Less than 10% of the people who should be taking pre-exposure prophylaxis for HIV are taking the medications.
Only approximately 54% of medical practitioners say they have prescribed pre-exposure prophylaxis (PrEP) to HIV-vulnerable patients, according to a new study published in PLOS ONE.
PrEP is a once-daily medication for people without HIV and is widely accepted as an effective method of preventing transmission of the virus, according to the study. However, less than 10% of the more than 1 million people vulnerable to HIV take PrEP, the study authors said.
It is necessary for PrEP to be made accessible to as many people as possible if the United States is to meet its policy goal of eradicating HIV by 2030, the researchers noted.
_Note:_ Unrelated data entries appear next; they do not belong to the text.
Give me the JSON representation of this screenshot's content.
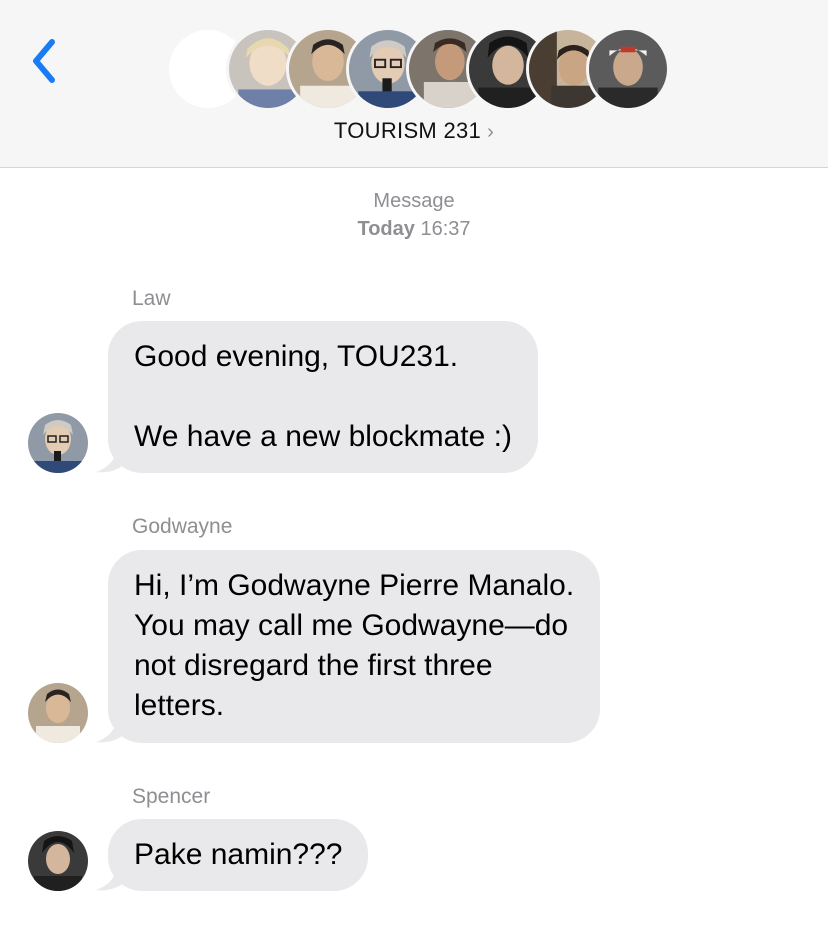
{
  "header": {
    "group_name": "TOURISM 231",
    "chevron": "›",
    "back_icon": "chevron-left-icon",
    "accent_color": "#1a7cf5"
  },
  "timestamp": {
    "label": "Message",
    "day": "Today",
    "time": "16:37"
  },
  "messages": [
    {
      "sender": "Law",
      "lines": [
        "Good evening, TOU231.",
        "",
        "We have a new blockmate :)"
      ]
    },
    {
      "sender": "Godwayne",
      "lines": [
        "Hi, I’m Godwayne Pierre Manalo.",
        "You may call me Godwayne—do",
        "not disregard the first three",
        "letters."
      ]
    },
    {
      "sender": "Spencer",
      "lines": [
        "Pake namin???"
      ]
    }
  ],
  "colors": {
    "bubble": "#e9e9eb",
    "secondary_text": "#8e8e93",
    "header_bg": "#f6f6f6"
  }
}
The study, which was conducted by Vanderbilt University Medical Center, assessed 519 practitioners in 5 major US cities who attended a continuing education course on HIV between March and May 2015.
Internal medicine prescribers were 1.6 times more likely to prescribe PrEP than infectious disease practitioners, according to the study. Investigators suggest that this is an indicator of how important internal and family medicine practitioners are in assessing and mitigating patient risk.
The slow adoption of PrEP among certain practitioners may be due to the longstanding confusion and disagreement between HIV and primary care practitioners over who should be responsible for prescribing preventive medication, according to the study.
"While a number of factors could impact PrEP prescribing, including patients' low familiarity with the drug or practitioners' lack of opportunity in offering PrEP, in order for the drug to be effective at eliminating HIV in the United States in the next 10 years, the proportion of prescribing needs to increase, with more effort placed on identifying risk across populations and clinical specialties," Ashley Leech, PhD, assistant professor of health policy at Vanderbilt University, said in a press release.
Internal medicine versus infectious disease practitioners were not the only factors that went into PrEP prescribing habits. Age, years of training, and sex were all factors associated with prescribing experience.
Additionally, the study found that practitioners may be more willing to prescribe PrEP to individuals who inject drugs than previously believed. More research is still needed, however, to communicate with at-risk groups, according to the study.
Many practitioners are not prescribing HIV prevention medication [News Release]. September 17, 2020. Nashville, TN. https://www.sciencedaily.com/releases/2020/09/200917181238.htm. Accessed September 22, 2020.